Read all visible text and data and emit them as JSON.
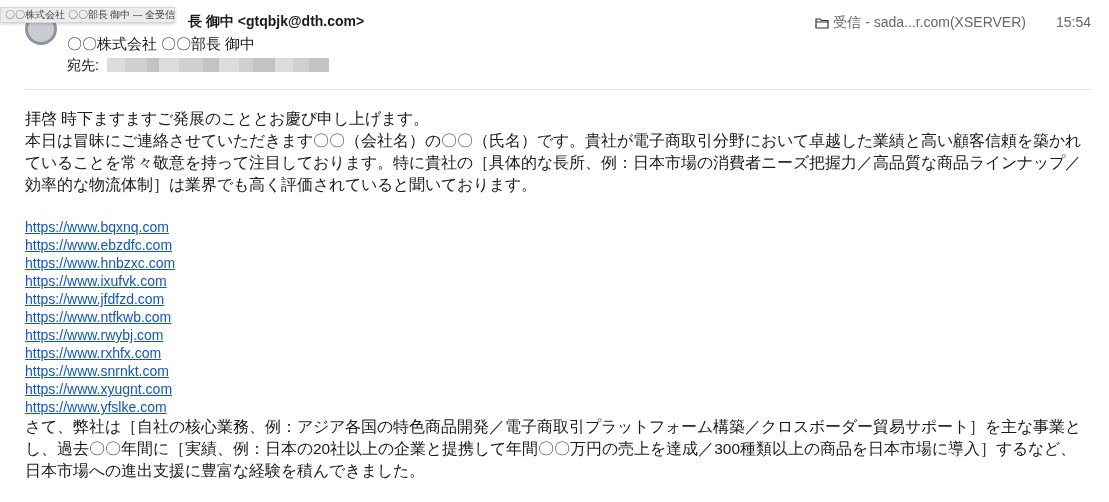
{
  "header": {
    "sender": "長 御中 <gtqbjk@dth.com>",
    "sender_name": "〇〇株式会社 〇〇部長 御中",
    "to_label": "宛先:",
    "mailbox": "受信 - sada...r.com(XSERVER)",
    "time": "15:54",
    "tooltip": "〇〇株式会社 〇〇部長 御中 — 全受信"
  },
  "body": {
    "greeting": "拝啓 時下ますますご発展のこととお慶び申し上げます。",
    "paragraph_1": "本日は冒昧にご連絡させていただきます〇〇（会社名）の〇〇（氏名）です。貴社が電子商取引分野において卓越した業績と高い顧客信頼を築かれていることを常々敬意を持って注目しております。特に貴社の［具体的な長所、例：日本市場の消費者ニーズ把握力／高品質な商品ラインナップ／効率的な物流体制］は業界でも高く評価されていると聞いております。",
    "links": [
      "https://www.bqxnq.com",
      "https://www.ebzdfc.com",
      "https://www.hnbzxc.com",
      "https://www.ixufvk.com",
      "https://www.jfdfzd.com",
      "https://www.ntfkwb.com",
      "https://www.rwybj.com",
      "https://www.rxhfx.com",
      "https://www.snrnkt.com",
      "https://www.xyugnt.com",
      "https://www.yfslke.com"
    ],
    "paragraph_2": "さて、弊社は［自社の核心業務、例：アジア各国の特色商品開発／電子商取引プラットフォーム構築／クロスボーダー貿易サポート］を主な事業とし、過去〇〇年間に［実績、例：日本の20社以上の企業と提携して年間〇〇万円の売上を達成／300種類以上の商品を日本市場に導入］するなど、日本市場への進出支援に豊富な経験を積んできました。"
  }
}
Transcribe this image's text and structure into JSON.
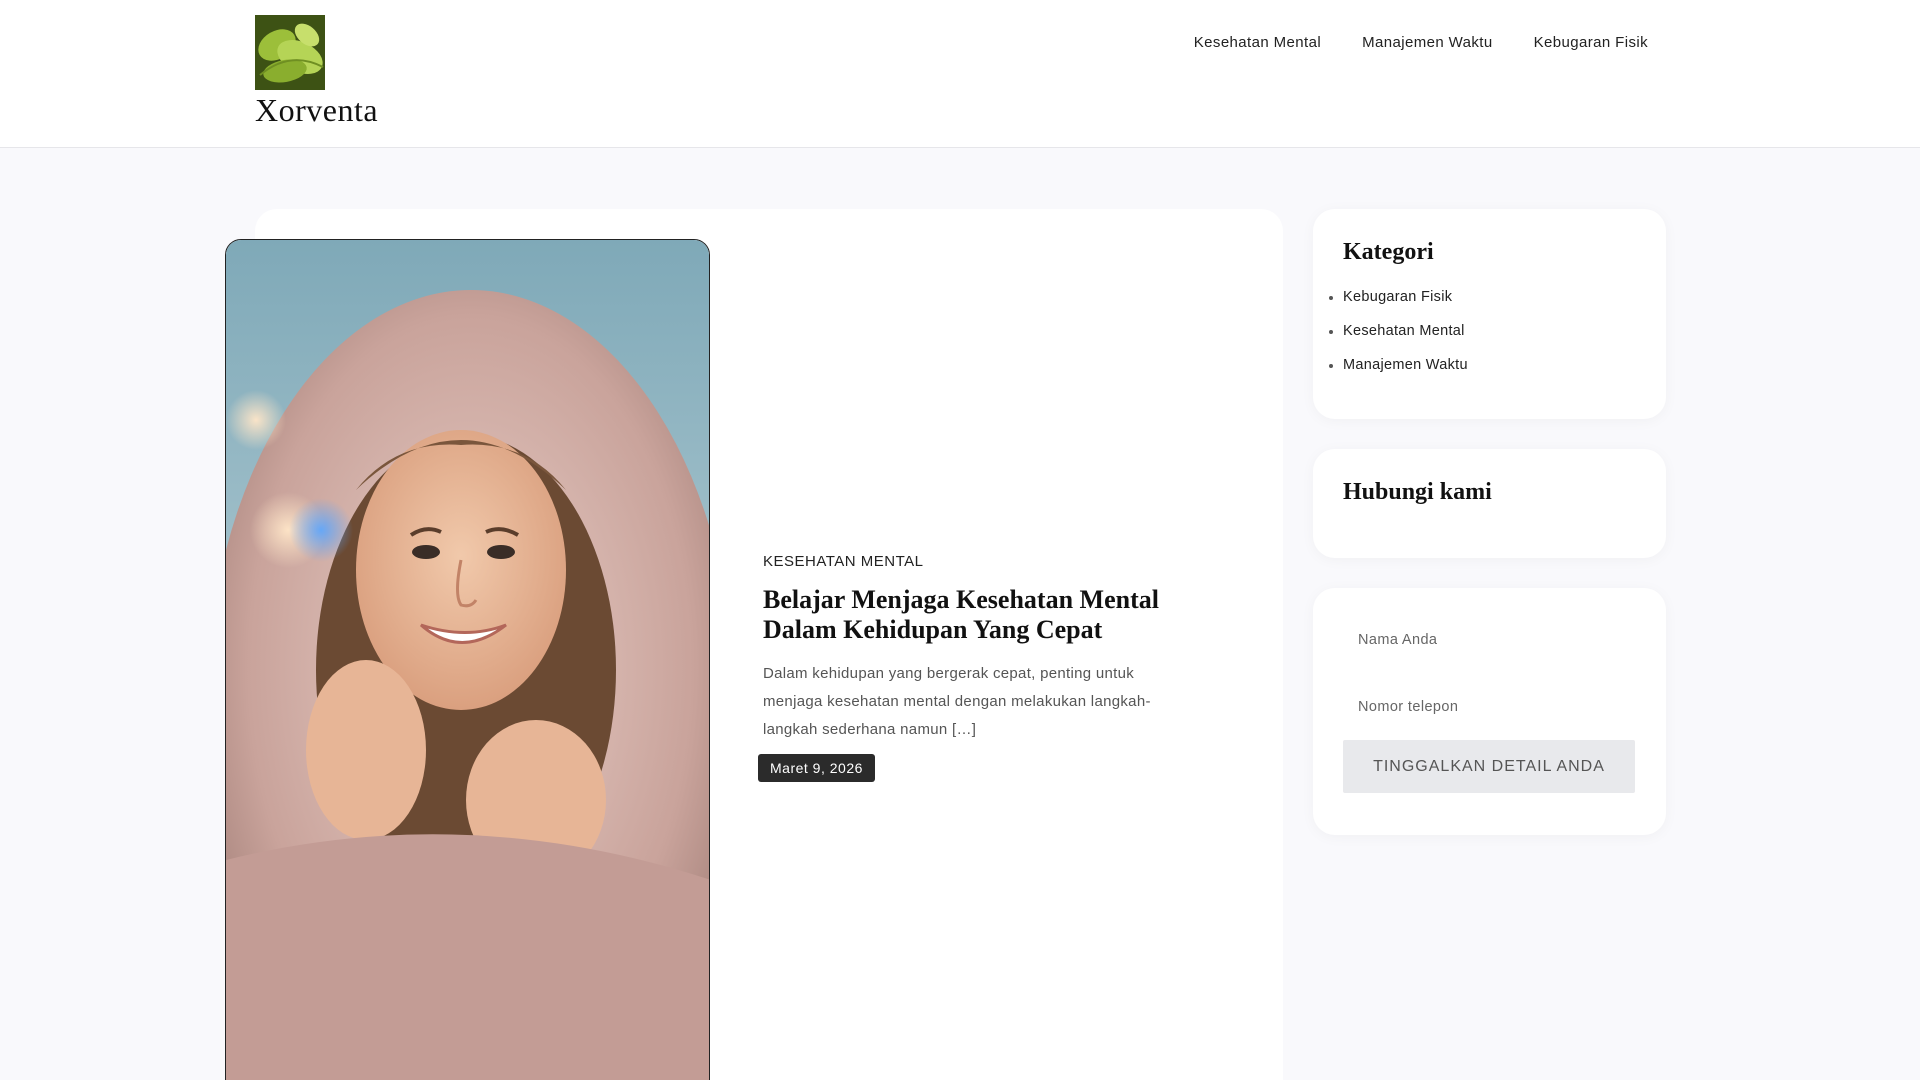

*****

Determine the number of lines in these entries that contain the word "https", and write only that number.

11